Many of the flavorings that add a special touch to our favorite holiday foods confer the gift of brain health at the same time. Researchers have discovered that cloves, cinnamon, nutmeg, and other spices that we mix into baked goods and savory dishes contain nutrients that sharpen memory, reduce stress, or improve sleep, among other benefits.
Delicious and beneficial
Your kitchen cabinet contains a number of seasonings that have been linked to positive effects on brain health and functioning. These flavorings are often incorporated into holiday cooking, adding a special touch to our holiday festivities. Spices and herbs have a long history as a safe component of human diets and traditional health practices. Their effects on the brain can be significant, and we need more research to determine the potential of using compounds found in common seasonings as medications.
I don’t recommend taking any spice in large quantities, and it’s always best to check with a doctor before making significant changes in your diet. However, unlike many pharmaceutical products, common seasonings generally cause no undesirable side effects for most individuals when used as part of a normal diet. Enjoying them all year long — not just during the holidays — seems to be a natural and delicious way to strengthen the brain.
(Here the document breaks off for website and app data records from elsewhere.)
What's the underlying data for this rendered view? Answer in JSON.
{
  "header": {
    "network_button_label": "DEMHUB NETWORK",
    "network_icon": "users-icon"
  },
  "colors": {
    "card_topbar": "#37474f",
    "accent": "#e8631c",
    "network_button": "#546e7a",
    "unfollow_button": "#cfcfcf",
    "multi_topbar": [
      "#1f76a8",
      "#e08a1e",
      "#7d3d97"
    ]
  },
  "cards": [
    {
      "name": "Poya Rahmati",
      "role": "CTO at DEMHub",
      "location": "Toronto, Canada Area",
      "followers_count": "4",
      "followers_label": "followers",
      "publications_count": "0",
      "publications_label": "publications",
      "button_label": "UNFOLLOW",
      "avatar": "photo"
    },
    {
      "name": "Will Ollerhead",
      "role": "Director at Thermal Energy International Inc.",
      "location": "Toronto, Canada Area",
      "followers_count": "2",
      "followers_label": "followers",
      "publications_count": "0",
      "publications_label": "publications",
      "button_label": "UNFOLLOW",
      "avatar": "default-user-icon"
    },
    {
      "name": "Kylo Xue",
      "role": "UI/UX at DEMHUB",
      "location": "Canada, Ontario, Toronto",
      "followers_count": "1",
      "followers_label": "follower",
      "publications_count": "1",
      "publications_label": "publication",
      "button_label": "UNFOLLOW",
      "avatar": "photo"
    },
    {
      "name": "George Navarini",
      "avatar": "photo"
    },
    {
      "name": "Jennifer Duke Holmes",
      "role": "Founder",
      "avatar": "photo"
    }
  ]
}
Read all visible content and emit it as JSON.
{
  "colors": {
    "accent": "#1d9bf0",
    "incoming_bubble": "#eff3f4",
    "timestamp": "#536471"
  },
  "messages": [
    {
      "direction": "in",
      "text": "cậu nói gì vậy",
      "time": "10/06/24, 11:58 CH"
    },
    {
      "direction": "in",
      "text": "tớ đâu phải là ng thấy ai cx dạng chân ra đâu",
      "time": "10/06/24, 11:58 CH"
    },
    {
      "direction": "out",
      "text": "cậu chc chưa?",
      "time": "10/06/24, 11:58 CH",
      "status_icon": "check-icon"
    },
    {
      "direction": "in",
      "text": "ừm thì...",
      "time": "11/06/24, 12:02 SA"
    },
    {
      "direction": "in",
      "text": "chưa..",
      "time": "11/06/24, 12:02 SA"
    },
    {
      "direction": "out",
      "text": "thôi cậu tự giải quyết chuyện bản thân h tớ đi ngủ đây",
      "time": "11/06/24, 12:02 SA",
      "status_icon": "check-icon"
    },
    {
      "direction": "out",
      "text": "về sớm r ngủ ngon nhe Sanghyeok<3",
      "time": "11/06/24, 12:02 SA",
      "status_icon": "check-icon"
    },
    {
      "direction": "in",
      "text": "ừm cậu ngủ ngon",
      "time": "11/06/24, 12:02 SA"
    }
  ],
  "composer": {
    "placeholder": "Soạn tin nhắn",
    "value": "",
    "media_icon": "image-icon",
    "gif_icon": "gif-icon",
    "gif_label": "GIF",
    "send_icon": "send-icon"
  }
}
Many herbs and spices contain nutrients that have been linked to brain benefits, and ongoing research is adding to the list of their positive effects. The seasonings most likely to be featured in cakes, cookies, breads, and favorite savory dishes served over the holidays are described below.